Exercise instructions:
From the entries below, tally the lines with "Purchases" in them and reply with that figure only.

[Data items]
┄┄┄┄┄┄┄┄┄┄┄┄┄┄┄┄┄┄┄┄
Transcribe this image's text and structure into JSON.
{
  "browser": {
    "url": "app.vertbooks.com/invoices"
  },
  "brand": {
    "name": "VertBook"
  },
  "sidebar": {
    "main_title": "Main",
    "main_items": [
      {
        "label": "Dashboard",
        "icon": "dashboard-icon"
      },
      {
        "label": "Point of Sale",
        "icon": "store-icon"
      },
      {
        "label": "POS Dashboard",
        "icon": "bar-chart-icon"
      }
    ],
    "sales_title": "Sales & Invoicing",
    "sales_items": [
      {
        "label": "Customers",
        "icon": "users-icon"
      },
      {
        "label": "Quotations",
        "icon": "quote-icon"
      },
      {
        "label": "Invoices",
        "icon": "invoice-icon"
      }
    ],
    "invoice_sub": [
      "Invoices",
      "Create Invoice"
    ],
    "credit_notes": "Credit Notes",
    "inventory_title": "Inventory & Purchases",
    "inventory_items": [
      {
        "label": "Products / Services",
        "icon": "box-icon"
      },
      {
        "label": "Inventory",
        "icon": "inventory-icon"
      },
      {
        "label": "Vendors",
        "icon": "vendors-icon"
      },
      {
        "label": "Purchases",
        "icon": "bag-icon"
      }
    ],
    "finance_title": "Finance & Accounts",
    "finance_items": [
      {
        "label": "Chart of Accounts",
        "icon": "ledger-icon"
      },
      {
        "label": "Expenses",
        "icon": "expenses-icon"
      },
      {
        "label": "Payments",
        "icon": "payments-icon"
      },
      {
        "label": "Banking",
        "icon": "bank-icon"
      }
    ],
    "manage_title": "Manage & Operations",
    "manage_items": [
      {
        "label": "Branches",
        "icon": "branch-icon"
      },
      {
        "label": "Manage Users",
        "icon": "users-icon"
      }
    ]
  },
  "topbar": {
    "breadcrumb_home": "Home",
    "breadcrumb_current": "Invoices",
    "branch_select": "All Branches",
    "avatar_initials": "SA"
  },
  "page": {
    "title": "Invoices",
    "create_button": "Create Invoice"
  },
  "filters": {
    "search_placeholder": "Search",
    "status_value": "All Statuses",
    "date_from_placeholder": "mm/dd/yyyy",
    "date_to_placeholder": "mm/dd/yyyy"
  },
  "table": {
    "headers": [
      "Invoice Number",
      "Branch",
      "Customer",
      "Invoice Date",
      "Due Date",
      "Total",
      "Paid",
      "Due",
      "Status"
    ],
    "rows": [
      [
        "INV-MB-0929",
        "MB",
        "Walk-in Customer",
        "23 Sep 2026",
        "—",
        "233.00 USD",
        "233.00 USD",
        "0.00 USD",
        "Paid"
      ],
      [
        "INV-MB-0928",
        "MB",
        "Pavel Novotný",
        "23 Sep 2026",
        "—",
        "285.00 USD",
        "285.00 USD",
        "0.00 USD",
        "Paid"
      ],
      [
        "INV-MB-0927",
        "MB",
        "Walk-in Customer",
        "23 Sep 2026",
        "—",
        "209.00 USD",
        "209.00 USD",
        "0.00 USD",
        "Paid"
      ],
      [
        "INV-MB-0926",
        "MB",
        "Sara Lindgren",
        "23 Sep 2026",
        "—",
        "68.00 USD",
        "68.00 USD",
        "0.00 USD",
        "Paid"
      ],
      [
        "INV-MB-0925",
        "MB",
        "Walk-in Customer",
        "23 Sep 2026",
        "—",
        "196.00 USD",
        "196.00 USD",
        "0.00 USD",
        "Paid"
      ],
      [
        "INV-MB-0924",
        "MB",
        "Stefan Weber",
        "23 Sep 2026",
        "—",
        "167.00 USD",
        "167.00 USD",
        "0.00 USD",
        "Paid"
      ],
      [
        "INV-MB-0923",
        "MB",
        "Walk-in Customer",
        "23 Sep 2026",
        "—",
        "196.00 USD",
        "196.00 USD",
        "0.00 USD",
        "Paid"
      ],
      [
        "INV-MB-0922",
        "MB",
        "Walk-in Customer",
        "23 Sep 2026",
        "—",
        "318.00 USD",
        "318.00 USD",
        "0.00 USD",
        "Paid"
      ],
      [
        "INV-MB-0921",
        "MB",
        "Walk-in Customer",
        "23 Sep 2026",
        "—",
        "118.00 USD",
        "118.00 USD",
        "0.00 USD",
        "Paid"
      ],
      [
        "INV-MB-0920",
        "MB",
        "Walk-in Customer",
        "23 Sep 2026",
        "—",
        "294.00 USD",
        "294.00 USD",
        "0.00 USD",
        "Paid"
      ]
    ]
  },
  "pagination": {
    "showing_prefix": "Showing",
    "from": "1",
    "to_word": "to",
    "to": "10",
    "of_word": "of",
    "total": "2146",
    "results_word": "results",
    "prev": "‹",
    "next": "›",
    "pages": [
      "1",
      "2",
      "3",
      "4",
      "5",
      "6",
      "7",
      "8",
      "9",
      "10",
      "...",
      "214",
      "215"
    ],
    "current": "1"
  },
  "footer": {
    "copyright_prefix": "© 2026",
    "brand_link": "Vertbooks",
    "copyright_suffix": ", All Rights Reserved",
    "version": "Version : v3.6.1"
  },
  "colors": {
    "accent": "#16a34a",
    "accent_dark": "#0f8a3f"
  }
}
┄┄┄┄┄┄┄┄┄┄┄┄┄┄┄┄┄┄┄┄
Result for this task:
2